[Dataset excerpts]
○ ○ ○ ○

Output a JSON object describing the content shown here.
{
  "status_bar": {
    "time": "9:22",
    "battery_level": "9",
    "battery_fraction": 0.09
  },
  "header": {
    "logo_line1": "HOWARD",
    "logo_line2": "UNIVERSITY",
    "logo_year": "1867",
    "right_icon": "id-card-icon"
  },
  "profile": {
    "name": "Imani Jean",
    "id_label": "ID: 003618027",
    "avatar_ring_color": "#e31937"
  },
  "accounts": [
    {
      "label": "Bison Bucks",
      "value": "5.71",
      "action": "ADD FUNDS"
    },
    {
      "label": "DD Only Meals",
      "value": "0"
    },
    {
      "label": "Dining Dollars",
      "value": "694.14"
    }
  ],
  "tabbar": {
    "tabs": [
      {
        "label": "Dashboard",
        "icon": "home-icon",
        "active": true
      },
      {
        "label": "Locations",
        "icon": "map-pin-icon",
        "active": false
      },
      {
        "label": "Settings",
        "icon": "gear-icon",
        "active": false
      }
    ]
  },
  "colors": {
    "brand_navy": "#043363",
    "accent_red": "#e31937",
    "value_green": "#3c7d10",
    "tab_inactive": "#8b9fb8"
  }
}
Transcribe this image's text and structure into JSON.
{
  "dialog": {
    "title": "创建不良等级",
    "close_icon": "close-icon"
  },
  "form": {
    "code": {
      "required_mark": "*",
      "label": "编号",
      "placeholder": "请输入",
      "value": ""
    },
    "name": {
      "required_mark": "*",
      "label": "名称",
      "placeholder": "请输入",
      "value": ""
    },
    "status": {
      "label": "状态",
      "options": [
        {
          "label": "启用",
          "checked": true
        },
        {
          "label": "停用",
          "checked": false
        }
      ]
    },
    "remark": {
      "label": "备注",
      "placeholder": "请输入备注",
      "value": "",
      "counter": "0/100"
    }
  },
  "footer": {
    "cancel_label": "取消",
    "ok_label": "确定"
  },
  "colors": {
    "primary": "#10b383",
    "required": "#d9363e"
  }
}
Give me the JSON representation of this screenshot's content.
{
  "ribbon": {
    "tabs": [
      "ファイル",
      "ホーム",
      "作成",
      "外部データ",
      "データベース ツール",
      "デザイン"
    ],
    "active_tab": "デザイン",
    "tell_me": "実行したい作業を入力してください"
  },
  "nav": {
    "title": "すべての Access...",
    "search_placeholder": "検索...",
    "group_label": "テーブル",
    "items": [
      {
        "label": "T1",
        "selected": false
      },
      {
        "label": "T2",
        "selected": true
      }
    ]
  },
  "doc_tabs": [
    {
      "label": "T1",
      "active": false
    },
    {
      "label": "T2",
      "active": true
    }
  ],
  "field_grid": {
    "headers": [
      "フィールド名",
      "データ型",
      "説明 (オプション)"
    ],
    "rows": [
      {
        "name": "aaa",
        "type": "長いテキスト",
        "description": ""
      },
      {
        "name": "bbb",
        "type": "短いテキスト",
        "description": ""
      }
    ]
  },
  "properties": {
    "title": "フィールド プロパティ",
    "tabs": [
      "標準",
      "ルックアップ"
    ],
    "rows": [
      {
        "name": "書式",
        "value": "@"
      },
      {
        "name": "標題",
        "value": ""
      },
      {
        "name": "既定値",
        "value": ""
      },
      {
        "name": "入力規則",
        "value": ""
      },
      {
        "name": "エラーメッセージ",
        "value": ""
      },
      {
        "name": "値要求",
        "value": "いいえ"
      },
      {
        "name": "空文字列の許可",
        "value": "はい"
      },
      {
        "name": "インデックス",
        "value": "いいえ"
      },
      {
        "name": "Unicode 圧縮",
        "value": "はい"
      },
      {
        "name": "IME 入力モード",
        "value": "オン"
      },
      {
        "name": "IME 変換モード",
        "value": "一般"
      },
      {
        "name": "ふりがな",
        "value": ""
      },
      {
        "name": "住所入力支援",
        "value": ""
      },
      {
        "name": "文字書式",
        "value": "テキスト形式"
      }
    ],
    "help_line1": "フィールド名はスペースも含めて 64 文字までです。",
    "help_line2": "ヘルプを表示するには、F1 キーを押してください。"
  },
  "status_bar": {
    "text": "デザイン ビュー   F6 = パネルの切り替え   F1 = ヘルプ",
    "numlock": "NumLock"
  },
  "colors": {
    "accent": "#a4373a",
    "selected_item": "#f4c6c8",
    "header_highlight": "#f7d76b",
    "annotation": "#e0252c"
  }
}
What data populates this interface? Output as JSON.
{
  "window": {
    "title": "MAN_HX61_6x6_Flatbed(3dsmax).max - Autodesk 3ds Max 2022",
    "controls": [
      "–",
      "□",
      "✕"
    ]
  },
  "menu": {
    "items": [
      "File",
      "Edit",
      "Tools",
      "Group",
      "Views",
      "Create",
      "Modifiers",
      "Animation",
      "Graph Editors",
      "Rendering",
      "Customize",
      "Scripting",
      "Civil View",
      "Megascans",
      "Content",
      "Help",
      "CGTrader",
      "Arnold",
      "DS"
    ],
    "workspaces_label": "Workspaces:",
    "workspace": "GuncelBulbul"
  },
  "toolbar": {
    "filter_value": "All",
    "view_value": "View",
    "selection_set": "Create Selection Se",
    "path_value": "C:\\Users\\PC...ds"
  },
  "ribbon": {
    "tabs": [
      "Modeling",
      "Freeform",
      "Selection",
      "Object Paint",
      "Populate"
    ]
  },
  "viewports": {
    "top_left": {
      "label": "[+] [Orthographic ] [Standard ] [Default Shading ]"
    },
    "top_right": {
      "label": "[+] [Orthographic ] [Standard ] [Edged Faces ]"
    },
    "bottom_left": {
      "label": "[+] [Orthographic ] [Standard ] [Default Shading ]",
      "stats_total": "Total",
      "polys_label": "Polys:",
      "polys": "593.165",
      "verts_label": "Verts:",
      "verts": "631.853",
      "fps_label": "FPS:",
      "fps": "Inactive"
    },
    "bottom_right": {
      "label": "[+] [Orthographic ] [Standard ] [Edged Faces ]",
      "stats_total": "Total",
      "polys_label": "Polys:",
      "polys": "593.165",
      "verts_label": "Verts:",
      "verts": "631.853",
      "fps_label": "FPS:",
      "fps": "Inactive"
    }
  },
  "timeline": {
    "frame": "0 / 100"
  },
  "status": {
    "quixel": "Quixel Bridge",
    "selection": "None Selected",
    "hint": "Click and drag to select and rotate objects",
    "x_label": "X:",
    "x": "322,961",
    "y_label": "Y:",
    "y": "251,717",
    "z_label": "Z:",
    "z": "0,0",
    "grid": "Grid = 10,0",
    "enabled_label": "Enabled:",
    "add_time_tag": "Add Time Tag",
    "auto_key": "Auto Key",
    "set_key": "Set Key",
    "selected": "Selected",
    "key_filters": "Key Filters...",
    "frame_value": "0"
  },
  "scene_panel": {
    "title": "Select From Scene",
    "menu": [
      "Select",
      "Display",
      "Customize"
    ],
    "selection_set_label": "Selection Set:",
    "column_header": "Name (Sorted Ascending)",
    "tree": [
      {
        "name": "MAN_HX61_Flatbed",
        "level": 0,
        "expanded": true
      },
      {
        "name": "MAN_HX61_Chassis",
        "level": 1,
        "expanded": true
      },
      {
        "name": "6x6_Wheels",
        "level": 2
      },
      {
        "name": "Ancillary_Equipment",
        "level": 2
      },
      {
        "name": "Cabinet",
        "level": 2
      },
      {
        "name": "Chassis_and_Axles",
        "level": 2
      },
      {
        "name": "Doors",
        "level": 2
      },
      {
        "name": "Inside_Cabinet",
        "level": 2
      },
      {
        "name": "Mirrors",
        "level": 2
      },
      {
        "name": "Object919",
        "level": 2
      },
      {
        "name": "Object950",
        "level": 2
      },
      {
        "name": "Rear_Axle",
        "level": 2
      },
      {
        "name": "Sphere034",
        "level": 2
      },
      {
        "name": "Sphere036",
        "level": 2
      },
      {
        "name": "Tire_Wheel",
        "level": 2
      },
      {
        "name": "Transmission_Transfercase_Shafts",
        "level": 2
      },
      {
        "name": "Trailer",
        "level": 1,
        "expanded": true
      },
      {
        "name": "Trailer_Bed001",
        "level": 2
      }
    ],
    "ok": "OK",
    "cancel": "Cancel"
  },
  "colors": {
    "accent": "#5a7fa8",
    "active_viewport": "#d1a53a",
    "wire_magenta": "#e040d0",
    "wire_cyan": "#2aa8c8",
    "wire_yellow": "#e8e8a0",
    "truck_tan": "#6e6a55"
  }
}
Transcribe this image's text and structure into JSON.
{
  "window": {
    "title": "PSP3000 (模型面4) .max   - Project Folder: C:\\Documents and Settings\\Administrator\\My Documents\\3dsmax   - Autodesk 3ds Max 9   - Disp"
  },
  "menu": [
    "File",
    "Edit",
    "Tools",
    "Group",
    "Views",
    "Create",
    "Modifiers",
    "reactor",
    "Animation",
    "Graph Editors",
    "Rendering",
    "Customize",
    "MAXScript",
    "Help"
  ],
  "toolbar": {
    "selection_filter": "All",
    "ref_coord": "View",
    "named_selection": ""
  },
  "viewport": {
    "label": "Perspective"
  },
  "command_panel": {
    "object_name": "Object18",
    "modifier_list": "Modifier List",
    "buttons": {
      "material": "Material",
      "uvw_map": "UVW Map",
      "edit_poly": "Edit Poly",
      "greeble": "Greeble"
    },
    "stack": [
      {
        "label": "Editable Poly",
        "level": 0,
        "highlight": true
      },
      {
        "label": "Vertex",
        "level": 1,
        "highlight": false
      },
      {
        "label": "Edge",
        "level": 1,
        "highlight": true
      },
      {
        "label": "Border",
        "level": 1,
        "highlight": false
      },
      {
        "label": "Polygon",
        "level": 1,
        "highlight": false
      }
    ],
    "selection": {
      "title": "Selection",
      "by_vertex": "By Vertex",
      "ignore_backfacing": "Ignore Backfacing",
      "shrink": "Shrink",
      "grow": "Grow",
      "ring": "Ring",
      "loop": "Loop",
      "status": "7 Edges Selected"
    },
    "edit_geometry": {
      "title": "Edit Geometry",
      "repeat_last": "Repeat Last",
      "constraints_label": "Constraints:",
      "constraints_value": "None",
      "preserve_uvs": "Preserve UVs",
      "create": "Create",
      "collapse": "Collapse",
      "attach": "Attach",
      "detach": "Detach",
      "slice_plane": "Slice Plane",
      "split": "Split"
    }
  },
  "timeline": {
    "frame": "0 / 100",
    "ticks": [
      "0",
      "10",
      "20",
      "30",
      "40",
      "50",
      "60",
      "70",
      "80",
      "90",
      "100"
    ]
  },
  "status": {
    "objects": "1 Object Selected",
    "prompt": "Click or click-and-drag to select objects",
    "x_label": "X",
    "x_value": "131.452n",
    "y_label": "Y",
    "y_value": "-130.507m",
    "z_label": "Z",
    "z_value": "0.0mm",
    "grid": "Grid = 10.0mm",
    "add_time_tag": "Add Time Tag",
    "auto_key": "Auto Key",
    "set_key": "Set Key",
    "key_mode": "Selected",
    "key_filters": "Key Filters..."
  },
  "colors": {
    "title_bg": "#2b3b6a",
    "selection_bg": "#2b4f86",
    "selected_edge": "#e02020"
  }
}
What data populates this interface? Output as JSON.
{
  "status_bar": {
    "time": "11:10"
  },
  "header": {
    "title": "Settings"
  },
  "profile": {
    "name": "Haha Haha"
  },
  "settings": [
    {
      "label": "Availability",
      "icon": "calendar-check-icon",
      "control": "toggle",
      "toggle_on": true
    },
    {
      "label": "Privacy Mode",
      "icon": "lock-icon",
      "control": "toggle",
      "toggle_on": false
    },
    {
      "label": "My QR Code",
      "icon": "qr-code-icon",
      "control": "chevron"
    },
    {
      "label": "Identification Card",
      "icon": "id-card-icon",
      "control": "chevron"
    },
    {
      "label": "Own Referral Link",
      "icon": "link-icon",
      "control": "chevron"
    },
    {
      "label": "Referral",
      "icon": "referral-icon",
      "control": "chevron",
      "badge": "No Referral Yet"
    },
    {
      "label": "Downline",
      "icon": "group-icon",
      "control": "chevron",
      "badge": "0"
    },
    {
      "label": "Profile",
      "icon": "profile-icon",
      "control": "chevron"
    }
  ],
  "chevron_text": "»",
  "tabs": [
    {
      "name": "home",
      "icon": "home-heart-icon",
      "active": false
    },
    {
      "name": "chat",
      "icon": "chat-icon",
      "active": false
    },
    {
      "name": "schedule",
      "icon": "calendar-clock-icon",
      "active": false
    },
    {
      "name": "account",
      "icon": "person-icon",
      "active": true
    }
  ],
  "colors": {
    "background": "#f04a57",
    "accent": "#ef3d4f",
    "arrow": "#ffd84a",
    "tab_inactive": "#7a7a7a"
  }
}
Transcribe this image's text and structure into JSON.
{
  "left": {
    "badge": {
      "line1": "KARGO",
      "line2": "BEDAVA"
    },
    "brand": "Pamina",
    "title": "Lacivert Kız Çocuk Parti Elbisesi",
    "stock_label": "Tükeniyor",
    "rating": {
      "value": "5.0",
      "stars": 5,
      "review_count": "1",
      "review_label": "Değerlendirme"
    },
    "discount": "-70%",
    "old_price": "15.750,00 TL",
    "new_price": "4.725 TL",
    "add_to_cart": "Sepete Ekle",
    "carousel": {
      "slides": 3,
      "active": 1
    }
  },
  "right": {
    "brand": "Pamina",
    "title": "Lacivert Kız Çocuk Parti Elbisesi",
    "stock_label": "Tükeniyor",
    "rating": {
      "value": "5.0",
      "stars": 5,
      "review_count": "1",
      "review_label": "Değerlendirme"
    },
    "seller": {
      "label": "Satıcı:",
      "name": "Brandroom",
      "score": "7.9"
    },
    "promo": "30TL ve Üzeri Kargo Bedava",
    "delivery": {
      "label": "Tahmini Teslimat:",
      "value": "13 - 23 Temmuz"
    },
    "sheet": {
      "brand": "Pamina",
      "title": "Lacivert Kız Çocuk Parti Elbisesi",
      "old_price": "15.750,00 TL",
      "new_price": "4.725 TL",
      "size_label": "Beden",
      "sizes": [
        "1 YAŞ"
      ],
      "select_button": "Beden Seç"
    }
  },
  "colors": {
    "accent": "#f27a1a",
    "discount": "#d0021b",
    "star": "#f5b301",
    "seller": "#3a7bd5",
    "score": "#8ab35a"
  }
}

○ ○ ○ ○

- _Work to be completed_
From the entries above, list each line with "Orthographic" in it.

- _Task solution_
      "label": "[+] [Orthographic ] [Standard ] [Default Shading ]"
      "label": "[+] [Orthographic ] [Standard ] [Edged Faces ]"
      "label": "[+] [Orthographic ] [Standard ] [Default Shading ]",
      "label": "[+] [Orthographic ] [Standard ] [Edged Faces ]",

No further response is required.